For-profit colleges are under the microscope again.
This time, Democratic lawmakers are asking the Government Accounting Office to assess the quality of for-profit institutions and look at how much of their revenue is from federal funding sources, including student aid.
On Monday, Rep. George Miller (D-Calif.), chairman of the House Education and Labor Committee; Sen. Tom Harkin (D-Iowa), chairman of the Senate Health, Education, Labor and Pensions Committee; Sen. Richard Durbin (D-Ill.); and Reps. Timothy Bishop (D-N.Y.) and Ruben Hinojosa (D-Texas) requested the probe by Congress’ investigative arm. (See letter.)
This sector is of particular interest to lawmakers as it accounts for less than 10 percent of total enrollment but gets about 25 percent of all federal student aid, according to the letter.
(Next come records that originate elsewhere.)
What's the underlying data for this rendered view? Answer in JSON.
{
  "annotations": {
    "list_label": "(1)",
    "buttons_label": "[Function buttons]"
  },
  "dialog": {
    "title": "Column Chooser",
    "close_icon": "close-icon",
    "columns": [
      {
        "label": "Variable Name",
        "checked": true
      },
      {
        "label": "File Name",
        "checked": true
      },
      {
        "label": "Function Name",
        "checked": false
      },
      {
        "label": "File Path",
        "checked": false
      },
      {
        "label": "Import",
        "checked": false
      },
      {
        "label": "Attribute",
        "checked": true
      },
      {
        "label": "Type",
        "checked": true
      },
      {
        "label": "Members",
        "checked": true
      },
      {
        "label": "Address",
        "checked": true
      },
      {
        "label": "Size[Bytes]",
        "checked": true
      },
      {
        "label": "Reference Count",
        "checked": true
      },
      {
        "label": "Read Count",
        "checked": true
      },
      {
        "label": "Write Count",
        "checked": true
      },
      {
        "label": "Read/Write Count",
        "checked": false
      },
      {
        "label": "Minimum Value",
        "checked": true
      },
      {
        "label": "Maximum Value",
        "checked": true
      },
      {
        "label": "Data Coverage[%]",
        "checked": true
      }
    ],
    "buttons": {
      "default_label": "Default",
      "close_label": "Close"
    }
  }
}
The review is to look at the structure and governance of the institutions, quality of programs, completion rates, job-placement rates, and student-loan indebtedness. The GAO will also examine whether there are sufficient safeguards to protect against waste, fraud, and abuse in the federal student-aid programs and how much of proprietary institutions’ revenue is comprised of federal sources.
Tomorrow, hearings on for-profit colleges are slated to begin on Capitol Hill. The industry is facing increased oversight with new proposed regulations introduced last week related to the way colleges recruit students. (For a past post on the topic, click here.) The scrutiny has brought swift reaction from the higher education community.
Part of the attention is driven by student-loan default rates, which are on the rise particularly for those attending for-profit institutions.
A version of this news article first appeared in the College Bound blog.